The new Pixar movie “Coco” – the best animated film of all time, in my view – depicts an afterlife to die for. It made me recall from my Sunday School days that Jesus once told his followers, “In my Father’s house are many mansions. … I go to prepare a place for you.” In “Coco” the dead (skeletons all) live on in fantabulous, fantastical mansions in the sky. They’re immensely happy, and they have a lot of fun — zipping around in airborne trolley cars, getting all dressed up for huge musical events and such.
These colorful, joyful scenes in “Coco” (which I saw in Spanish some weeks ago here at the Cinemex in San Miguel de Allende and again, in English, at a friend’s this week) are not unlike the Heaven I’ve imagined since childhood. It’s the reason I’ve never been the least bit afraid of death. Those of us who don’t live in mansions down here on earth (and haven’t paid the price for them by selling our souls) find the idea of a mansion in the sky in the Sweet Bye and Bye pretty appealing.
To quote Peter Pan author J. M. Barrie, who lived to see 77: “To die will be an awfully big adventure.” I’m with him. But who really knows for sure what’s over that hill? We afterlife-optimists could just be kidding ourselves. As the Mexicans like to say, Vamos a ver…
In “Coco,” though, there’s a curious catch: To be happy in the afterlife, you have to be remembered in this one. This might explain the Mexican tradition during Day of the Dead celebrations each year in late October to erect an altar to their dearly departeds and set out on that altar photos of those loved ones, along with some of their favorite things, such as snacks and drinks. The message is: You are gone but not forgotten; you live on in our hearts and minds; we love you still. Here, have a drink.
Those who are NOT remembered in this way, according to the “Coco” story line, disappear altogether. Suddenly they begin to shake and glow – like they’re being electrocuted or something. Then, POOF! Gone. When little Miguel, the hero of “Coco,” sees this happen to one old codger, he asks his new, skeletal friend Hector, “Where did he go?!” Hector shakes his bony skull, shrugs his shoulder bones and admits sadly, “Nobody knows.”

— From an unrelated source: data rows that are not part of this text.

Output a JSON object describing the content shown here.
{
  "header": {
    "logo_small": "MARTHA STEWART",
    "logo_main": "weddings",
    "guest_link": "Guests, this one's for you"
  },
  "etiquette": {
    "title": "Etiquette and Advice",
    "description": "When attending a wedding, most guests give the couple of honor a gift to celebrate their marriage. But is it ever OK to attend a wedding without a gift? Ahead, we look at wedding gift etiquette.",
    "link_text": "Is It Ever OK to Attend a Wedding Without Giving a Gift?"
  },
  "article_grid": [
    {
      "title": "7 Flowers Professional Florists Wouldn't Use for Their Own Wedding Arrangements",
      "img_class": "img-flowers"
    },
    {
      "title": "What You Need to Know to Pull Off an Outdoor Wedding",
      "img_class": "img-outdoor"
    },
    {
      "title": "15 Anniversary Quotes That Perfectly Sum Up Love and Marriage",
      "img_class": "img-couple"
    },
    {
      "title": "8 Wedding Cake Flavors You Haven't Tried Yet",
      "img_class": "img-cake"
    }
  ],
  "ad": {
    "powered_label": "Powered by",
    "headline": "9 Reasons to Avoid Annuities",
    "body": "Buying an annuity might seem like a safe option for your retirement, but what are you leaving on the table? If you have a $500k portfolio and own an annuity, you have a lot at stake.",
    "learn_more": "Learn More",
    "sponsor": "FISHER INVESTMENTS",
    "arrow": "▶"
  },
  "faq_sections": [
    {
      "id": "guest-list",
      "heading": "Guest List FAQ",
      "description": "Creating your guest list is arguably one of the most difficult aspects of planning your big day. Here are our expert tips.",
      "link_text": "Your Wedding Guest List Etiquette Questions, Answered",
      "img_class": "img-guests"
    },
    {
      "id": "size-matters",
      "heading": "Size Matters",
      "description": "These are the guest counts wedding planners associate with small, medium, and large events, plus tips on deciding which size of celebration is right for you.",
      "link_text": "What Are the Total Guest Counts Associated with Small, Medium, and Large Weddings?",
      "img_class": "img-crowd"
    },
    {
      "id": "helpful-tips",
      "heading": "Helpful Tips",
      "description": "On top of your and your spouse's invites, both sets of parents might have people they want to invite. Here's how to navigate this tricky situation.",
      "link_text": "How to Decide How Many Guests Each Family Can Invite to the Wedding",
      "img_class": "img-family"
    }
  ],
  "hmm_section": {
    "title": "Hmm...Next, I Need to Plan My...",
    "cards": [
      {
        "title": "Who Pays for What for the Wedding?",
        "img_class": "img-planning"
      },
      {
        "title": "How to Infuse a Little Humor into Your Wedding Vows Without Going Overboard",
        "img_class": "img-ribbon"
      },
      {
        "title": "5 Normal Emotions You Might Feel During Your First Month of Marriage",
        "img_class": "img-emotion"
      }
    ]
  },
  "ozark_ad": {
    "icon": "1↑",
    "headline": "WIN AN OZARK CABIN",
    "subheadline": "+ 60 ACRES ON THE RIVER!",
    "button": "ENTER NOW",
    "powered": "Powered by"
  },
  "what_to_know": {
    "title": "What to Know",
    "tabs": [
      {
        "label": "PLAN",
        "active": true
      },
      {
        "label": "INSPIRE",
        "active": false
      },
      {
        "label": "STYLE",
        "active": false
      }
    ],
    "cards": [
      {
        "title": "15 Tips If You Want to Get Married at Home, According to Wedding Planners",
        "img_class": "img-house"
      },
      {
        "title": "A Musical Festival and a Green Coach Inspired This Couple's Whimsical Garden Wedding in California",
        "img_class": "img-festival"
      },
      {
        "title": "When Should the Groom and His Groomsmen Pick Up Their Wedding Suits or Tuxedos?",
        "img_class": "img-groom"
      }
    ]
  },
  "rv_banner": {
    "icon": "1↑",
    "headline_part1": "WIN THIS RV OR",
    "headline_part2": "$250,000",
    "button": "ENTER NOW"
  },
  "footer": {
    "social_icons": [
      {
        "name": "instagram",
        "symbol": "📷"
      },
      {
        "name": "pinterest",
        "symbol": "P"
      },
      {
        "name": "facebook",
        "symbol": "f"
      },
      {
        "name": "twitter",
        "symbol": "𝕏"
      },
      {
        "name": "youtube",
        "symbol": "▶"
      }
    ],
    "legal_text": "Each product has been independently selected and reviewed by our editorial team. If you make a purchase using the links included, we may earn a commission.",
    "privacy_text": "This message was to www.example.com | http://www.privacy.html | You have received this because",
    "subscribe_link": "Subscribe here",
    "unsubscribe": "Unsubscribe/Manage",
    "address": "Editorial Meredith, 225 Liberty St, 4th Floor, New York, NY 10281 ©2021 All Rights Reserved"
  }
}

All of this has led me to suspect that sometimes the spirits of the dead tap us on the shoulder and whisper, urgently, Remember me! Writers, I know, will have little trouble agreeing with me because we’re able to chalk this experience up to “the muse” and not necessarily insanity.

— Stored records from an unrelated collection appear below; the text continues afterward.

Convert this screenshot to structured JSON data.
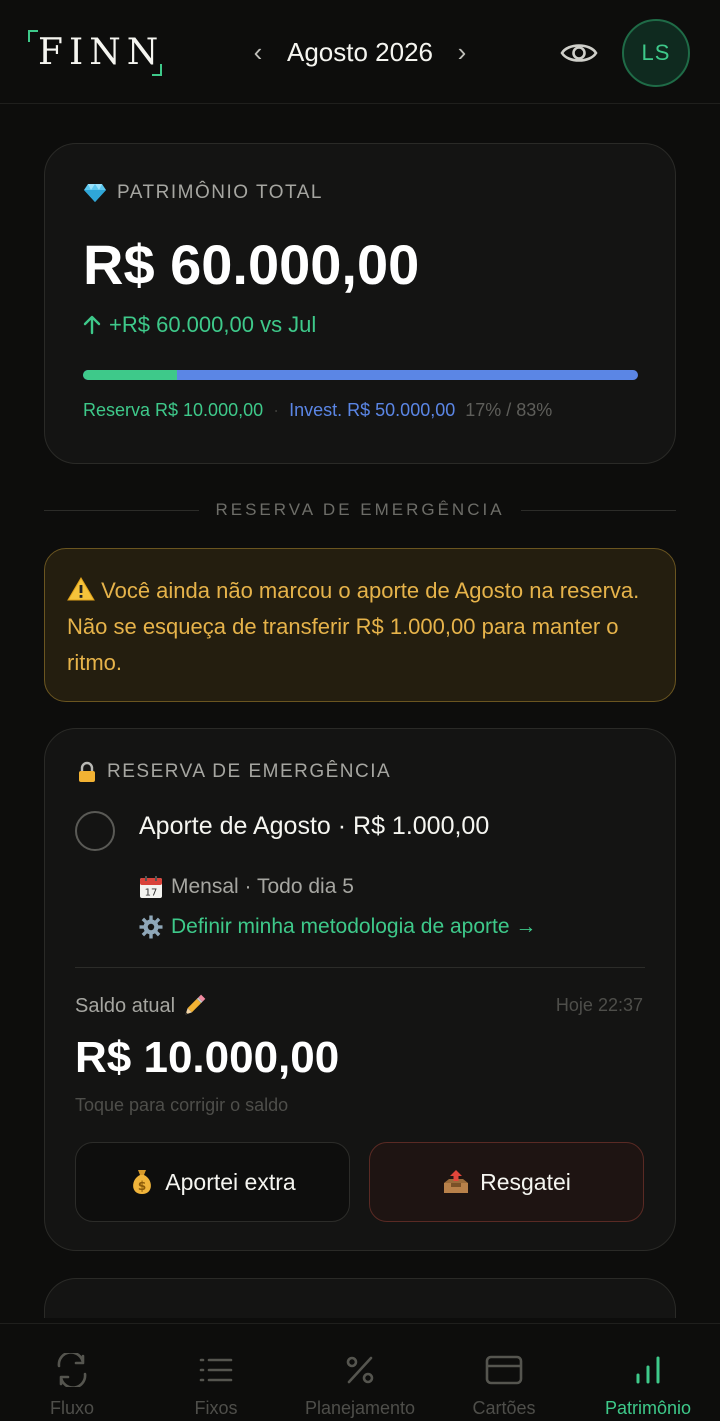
{
  "header": {
    "logo": "FINN",
    "month": "Agosto 2026",
    "prev_symbol": "‹",
    "next_symbol": "›",
    "avatar_initials": "LS"
  },
  "total": {
    "label": "PATRIMÔNIO TOTAL",
    "amount": "R$ 60.000,00",
    "change": "+R$ 60.000,00 vs Jul",
    "reserve_fraction": 0.17,
    "legend_reserve": "Reserva R$ 10.000,00",
    "legend_sep": "·",
    "legend_invest": "Invest. R$ 50.000,00",
    "legend_pct": "17% / 83%"
  },
  "section": {
    "title": "RESERVA DE EMERGÊNCIA"
  },
  "warning": {
    "text": "Você ainda não marcou o aporte de Agosto na reserva. Não se esqueça de transferir R$ 1.000,00 para manter o ritmo."
  },
  "reserve": {
    "label": "RESERVA DE EMERGÊNCIA",
    "title": "Aporte de Agosto · R$ 1.000,00",
    "frequency": "Mensal · Todo dia 5",
    "method_link": "Definir minha metodologia de aporte →",
    "balance_label": "Saldo atual",
    "balance_time": "Hoje 22:37",
    "balance_amount": "R$ 10.000,00",
    "balance_hint": "Toque para corrigir o saldo",
    "btn_extra": "Aportei extra",
    "btn_withdraw": "Resgatei"
  },
  "nav": {
    "items": [
      {
        "label": "Fluxo"
      },
      {
        "label": "Fixos"
      },
      {
        "label": "Planejamento"
      },
      {
        "label": "Cartões"
      },
      {
        "label": "Patrimônio"
      }
    ]
  },
  "colors": {
    "accent_green": "#3ec98a",
    "accent_blue": "#5b86e5",
    "warning": "#e6b34a",
    "background": "#0d0d0c"
  }
}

I’m sure my Taos friend Cherie Burns felt this way when she was writing her acclaimed biography of Millicent Rogers, Searching for Beauty (St. Martin’s Press). And, too, my author friend Sallie Bingham in Santa Fe surely felt tapped on the shoulder before she embarked on her definitive biography of Doris Duke, The Silver Swan, to be published by Farrar, Straus this spring.
I’ve felt some tapping too. Anyone who knows me fairly well knows that I’ve been “urged” by my Scottish great-grandmother, Helen, who’s been dead for oh, about 134 years, to write a book about her life. (For more on this, please see my previous post regarding Helen – “Wanderlust” – dated May 10, 2016.)

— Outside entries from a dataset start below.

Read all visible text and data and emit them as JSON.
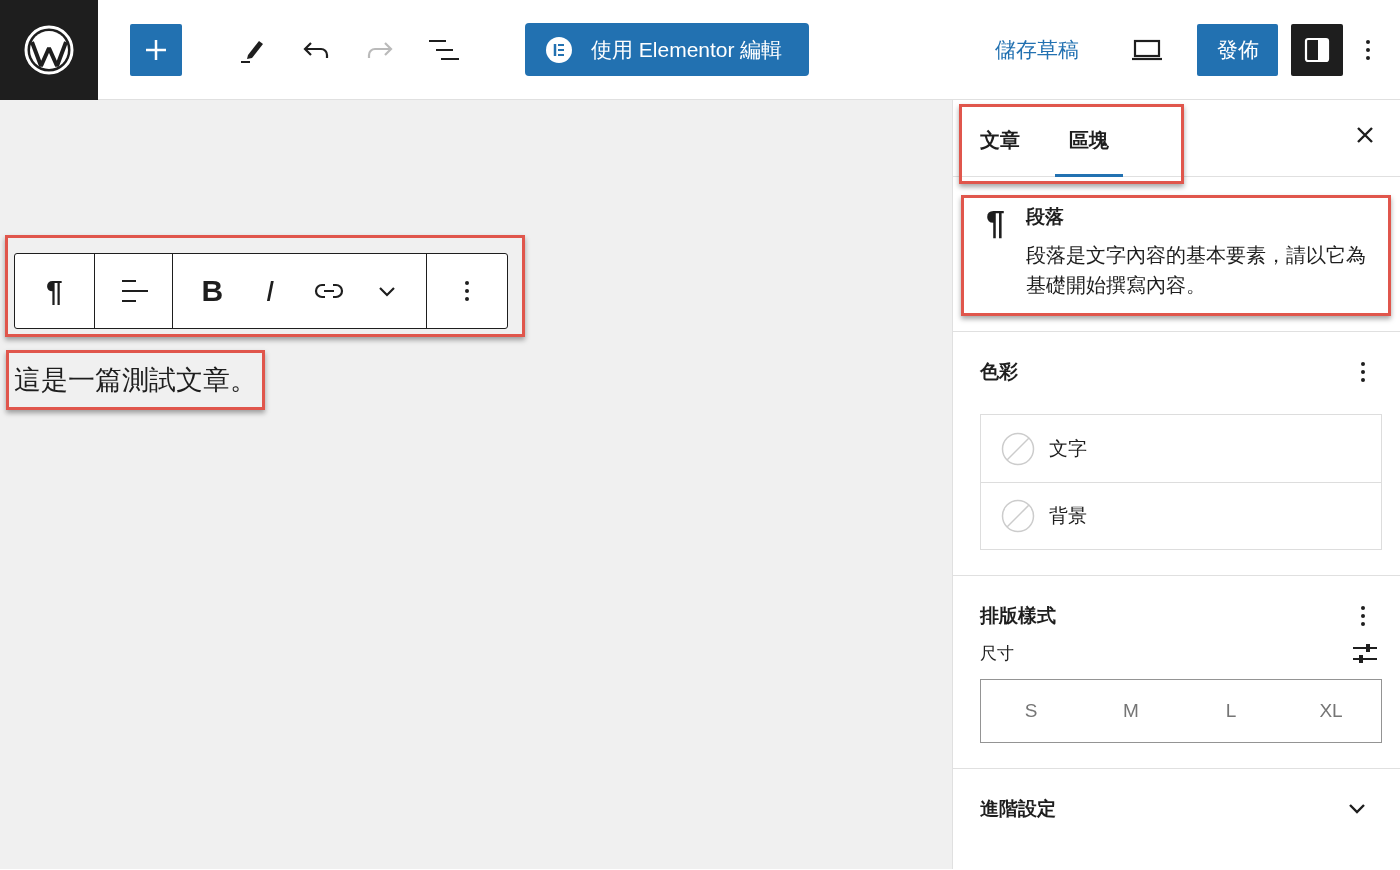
{
  "top_bar": {
    "tools": [
      {
        "kind": "inserter",
        "disabled": false
      },
      {
        "kind": "tools",
        "disabled": false
      },
      {
        "kind": "undo",
        "disabled": false
      },
      {
        "kind": "redo",
        "disabled": true
      },
      {
        "kind": "list-view",
        "disabled": false
      }
    ],
    "elementor_button": "使用 Elementor 編輯",
    "save_draft": "儲存草稿",
    "publish": "發佈",
    "settings_toggle": {
      "pressed": true
    }
  },
  "canvas": {
    "paragraph": "這是一篇測試文章。",
    "paragraph_highlighted": true,
    "block_toolbar": {
      "highlighted": true,
      "groups": [
        [
          {
            "kind": "block-type",
            "glyph": "¶"
          }
        ],
        [
          {
            "kind": "align"
          }
        ],
        [
          {
            "kind": "bold",
            "glyph": "B"
          },
          {
            "kind": "italic",
            "glyph": "I"
          },
          {
            "kind": "link"
          },
          {
            "kind": "more-formats"
          }
        ],
        [
          {
            "kind": "options"
          }
        ]
      ]
    }
  },
  "sidebar": {
    "tabs_highlighted": true,
    "tabs": [
      {
        "label": "文章",
        "selected": false
      },
      {
        "label": "區塊",
        "selected": true
      }
    ],
    "block_card": {
      "highlighted": true,
      "glyph": "¶",
      "title": "段落",
      "description": "段落是文字內容的基本要素，請以它為基礎開始撰寫內容。"
    },
    "panels": [
      {
        "kind": "color",
        "title": "色彩",
        "items": [
          "文字",
          "背景"
        ]
      },
      {
        "kind": "typography",
        "title": "排版樣式",
        "size_label": "尺寸",
        "sizes": [
          {
            "label": "S",
            "selected": false
          },
          {
            "label": "M",
            "selected": false
          },
          {
            "label": "L",
            "selected": false
          },
          {
            "label": "XL",
            "selected": false
          }
        ]
      },
      {
        "kind": "advanced",
        "title": "進階設定",
        "expanded": false
      }
    ]
  }
}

The fact that what I know for sure about her life would fit on less than one side of one 8-1/2 x 11 sheet of paper doesn’t seem to matter to her. She was a stubborn Taurus (like me) in life (she was born May 3, 1862), and presumably just as stubborn in death. She won’t let up.
Over the past eight or so years Helen’s shoulder taps have become more like hammer blows. She’s even threatened to block my way through the Pearly Gates if I fail to fulfill her wishes. She refuses to be forgotten; and I alone, I fear, among her handful of living descendants, am her last, best hope.
So what could I do? I wrote it. It’s 95 percent fiction, so it must be called a novel. To make her happy, I’ve made her beautiful, talented, fearless, heroic, as well as tragic. (She did in fact die young, in Natal, South Africa, leaving behind an infant son, who was destined to become my grandfather.) This year, this lucky-18 year (18 being my lucky number), I hope to see it published. Writing and sharing the story of Helen’s life and death, imaginative though it may be, so she needn’t be forgotten has been the last line-item on my bucket list.
When it’s out there in book form, I trust she’ll stop banging on my bony shoulders, allow me to retire in peace, and, ultimately, let me through the Pearly Gates. Then I’ll hop on a trolley car and head straight to my very own mansion in the sky.